= Beginning of Section =

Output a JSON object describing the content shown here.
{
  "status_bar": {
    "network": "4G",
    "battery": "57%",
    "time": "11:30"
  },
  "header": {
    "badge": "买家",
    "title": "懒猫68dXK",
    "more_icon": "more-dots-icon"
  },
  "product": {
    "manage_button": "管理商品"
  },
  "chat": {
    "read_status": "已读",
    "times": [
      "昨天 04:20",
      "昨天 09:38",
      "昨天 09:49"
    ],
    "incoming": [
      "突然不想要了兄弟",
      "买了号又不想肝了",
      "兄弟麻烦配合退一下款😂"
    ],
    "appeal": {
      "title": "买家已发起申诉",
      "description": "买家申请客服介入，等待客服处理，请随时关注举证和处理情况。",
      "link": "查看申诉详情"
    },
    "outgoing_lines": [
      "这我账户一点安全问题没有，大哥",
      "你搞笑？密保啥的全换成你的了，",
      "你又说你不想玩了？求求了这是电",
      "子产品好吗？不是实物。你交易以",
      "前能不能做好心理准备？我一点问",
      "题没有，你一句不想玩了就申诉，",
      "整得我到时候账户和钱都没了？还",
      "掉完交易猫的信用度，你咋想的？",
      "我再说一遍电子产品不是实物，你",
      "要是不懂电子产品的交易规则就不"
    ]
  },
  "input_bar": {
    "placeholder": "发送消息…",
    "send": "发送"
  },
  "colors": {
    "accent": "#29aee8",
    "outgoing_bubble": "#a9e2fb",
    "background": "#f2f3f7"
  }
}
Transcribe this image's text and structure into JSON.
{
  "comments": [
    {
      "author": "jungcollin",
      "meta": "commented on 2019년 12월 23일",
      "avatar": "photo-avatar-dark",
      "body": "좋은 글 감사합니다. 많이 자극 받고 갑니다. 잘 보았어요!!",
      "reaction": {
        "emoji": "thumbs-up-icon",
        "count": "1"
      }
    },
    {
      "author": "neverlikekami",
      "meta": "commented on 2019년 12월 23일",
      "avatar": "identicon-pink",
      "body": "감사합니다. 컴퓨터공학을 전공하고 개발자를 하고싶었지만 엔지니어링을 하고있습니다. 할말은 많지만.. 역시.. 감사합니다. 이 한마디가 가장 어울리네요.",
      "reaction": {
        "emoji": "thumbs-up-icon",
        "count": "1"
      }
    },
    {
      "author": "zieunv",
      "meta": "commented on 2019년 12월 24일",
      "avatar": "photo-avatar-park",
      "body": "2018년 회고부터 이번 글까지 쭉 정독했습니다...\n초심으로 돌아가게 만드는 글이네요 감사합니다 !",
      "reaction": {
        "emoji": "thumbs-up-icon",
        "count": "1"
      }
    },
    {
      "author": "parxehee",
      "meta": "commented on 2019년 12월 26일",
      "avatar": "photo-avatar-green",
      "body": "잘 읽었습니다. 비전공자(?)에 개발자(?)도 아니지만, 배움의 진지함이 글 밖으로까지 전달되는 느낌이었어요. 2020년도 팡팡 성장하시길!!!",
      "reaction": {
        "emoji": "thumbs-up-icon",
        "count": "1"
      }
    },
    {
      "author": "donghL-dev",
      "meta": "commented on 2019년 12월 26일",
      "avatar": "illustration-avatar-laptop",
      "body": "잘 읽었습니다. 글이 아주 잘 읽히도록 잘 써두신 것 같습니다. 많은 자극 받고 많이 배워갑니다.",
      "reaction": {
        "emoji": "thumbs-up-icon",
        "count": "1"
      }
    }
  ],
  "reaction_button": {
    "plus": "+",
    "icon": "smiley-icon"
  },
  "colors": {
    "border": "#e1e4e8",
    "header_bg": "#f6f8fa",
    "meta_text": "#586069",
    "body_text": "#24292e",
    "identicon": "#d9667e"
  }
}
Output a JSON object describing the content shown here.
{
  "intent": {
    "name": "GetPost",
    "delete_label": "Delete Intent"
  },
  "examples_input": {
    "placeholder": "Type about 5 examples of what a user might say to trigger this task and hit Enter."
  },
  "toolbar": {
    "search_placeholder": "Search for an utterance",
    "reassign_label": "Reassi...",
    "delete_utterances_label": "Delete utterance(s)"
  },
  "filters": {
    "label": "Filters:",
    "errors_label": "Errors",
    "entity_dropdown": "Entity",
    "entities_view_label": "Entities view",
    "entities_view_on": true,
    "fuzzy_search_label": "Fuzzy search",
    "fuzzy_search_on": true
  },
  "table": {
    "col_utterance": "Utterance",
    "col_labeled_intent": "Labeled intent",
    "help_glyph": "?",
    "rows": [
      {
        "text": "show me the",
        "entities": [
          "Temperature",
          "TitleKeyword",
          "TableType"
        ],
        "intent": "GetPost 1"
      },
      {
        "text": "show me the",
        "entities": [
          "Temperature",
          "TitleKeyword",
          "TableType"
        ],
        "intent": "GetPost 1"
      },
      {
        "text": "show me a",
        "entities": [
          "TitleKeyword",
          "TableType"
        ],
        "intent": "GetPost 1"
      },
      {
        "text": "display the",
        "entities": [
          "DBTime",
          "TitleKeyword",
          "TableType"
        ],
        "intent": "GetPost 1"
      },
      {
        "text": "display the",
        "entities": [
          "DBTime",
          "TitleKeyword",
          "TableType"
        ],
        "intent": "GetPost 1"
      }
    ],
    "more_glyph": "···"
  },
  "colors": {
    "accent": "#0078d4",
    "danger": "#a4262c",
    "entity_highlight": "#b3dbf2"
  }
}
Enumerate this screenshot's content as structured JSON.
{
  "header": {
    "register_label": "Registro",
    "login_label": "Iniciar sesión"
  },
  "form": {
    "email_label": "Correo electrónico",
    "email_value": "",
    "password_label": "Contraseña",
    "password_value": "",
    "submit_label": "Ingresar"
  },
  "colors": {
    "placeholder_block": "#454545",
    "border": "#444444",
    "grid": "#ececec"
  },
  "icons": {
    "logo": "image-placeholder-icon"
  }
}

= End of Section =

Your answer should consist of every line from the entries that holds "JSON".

* _Answer space_:
Output a JSON object describing the content shown here.
Transcribe this image's text and structure into JSON.
Output a JSON object describing the content shown here.
Enumerate this screenshot's content as structured JSON.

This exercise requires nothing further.